— Problem statement —
Your answer should consist of the lines in the data below that contain "shown".

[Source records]
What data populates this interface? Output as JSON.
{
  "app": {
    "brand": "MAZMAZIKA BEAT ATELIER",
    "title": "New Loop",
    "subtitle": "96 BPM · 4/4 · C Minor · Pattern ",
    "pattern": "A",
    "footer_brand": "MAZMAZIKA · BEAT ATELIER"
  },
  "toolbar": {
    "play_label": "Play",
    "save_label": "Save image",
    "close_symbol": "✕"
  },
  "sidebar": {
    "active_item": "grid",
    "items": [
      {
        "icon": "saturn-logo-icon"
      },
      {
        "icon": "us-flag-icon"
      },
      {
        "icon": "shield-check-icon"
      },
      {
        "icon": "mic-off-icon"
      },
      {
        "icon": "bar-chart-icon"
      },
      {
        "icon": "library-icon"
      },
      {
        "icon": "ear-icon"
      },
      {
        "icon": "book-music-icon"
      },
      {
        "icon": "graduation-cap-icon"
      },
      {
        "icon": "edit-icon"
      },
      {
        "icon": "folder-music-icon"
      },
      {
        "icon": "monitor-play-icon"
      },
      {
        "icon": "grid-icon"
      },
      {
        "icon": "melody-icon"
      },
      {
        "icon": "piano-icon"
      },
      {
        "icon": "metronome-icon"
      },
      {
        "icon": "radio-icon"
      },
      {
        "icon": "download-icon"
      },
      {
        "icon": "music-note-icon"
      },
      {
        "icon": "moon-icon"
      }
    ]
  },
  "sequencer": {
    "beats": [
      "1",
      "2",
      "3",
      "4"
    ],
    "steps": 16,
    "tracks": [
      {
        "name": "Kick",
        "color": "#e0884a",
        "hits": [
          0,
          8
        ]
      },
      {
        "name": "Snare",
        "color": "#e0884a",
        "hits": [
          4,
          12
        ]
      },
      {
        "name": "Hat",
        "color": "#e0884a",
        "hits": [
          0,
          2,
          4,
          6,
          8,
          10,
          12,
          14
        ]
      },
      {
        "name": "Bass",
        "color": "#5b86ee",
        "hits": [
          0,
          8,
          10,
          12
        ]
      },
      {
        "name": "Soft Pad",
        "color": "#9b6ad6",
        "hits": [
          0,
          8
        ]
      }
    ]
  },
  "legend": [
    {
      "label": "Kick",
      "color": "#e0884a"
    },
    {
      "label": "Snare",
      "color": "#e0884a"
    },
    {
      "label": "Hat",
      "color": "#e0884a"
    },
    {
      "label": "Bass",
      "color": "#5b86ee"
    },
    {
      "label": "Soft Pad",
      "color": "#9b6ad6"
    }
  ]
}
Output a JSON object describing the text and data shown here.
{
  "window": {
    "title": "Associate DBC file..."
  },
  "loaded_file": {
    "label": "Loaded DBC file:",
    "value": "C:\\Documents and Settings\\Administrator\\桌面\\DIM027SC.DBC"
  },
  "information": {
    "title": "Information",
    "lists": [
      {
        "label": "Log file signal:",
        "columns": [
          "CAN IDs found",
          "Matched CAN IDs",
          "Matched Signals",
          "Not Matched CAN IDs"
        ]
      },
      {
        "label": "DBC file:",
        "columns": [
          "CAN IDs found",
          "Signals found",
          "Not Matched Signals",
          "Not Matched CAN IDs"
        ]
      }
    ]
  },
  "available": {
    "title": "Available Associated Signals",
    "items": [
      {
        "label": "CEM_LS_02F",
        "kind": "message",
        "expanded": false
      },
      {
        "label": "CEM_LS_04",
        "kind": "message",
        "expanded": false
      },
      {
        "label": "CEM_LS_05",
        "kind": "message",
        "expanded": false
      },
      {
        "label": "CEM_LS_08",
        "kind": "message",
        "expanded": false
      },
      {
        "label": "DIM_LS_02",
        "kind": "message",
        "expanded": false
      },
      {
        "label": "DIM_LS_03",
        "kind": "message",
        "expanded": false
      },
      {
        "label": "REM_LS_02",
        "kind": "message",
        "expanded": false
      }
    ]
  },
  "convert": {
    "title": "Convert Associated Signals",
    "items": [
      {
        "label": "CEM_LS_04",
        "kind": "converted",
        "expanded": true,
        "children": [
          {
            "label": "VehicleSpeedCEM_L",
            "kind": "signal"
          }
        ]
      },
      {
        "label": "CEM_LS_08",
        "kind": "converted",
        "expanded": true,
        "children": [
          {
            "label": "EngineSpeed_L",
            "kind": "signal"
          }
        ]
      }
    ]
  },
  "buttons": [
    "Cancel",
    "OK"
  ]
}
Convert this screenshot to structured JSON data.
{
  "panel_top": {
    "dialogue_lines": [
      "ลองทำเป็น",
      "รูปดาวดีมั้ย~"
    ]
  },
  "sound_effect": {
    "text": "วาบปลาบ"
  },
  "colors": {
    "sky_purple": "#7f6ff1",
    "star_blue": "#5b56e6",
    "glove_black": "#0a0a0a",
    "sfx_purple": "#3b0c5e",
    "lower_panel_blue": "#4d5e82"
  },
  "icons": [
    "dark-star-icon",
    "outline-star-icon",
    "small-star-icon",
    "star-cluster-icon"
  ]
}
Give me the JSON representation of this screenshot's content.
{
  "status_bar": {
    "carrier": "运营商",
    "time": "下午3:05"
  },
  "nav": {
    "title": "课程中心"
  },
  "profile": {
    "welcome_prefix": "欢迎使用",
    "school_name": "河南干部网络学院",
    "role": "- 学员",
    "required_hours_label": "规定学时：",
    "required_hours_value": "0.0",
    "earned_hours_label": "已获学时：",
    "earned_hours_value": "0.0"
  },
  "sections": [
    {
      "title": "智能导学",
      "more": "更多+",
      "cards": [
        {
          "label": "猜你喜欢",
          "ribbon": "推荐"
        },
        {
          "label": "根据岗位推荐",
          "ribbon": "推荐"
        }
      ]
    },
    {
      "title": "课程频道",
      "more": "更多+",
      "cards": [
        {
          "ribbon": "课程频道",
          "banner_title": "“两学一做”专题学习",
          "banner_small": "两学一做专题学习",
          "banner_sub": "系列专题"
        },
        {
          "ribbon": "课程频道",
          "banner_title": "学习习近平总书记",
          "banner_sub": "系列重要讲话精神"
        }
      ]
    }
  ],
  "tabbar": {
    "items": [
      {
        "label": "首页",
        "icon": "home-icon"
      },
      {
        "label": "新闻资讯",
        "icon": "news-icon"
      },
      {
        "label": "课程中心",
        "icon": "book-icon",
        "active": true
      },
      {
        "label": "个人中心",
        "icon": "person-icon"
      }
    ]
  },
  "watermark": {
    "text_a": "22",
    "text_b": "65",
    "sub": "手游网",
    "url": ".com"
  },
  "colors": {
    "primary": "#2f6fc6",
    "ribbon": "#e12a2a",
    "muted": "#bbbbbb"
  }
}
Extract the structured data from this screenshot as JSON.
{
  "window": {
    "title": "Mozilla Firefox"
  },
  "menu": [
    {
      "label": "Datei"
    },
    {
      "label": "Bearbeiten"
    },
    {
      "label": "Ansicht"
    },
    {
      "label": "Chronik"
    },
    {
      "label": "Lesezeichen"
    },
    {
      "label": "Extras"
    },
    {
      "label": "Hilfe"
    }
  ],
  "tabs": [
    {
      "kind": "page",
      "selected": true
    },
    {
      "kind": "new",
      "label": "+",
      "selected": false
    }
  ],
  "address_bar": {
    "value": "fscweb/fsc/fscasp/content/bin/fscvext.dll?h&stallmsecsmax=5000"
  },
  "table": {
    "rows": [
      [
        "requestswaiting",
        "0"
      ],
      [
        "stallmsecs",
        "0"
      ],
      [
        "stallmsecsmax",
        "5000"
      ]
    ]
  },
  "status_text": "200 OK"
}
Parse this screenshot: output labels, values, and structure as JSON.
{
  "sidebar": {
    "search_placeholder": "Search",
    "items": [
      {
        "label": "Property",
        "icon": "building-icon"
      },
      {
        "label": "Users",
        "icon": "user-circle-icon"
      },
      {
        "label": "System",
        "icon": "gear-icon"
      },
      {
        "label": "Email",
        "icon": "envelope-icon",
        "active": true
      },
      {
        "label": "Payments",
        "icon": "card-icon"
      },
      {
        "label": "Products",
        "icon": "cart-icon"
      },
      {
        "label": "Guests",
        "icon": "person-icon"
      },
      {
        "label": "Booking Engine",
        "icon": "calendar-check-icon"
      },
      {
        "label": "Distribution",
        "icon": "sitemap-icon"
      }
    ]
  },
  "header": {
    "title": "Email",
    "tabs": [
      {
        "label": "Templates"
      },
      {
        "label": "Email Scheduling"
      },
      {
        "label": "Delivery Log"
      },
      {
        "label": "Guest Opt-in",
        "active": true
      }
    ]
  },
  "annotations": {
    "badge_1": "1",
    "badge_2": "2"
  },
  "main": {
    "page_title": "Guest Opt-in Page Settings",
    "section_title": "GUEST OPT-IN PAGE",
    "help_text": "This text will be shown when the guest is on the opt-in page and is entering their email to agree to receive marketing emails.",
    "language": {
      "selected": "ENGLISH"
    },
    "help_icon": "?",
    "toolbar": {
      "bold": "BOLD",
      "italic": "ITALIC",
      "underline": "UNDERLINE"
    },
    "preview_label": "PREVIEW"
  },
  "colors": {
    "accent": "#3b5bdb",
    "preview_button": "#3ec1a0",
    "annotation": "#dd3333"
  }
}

— Written solution —
Output a JSON object describing the text and data shown here.
    "help_text": "This text will be shown when the guest is on the opt-in page and is entering their email to agree to receive marketing emails.",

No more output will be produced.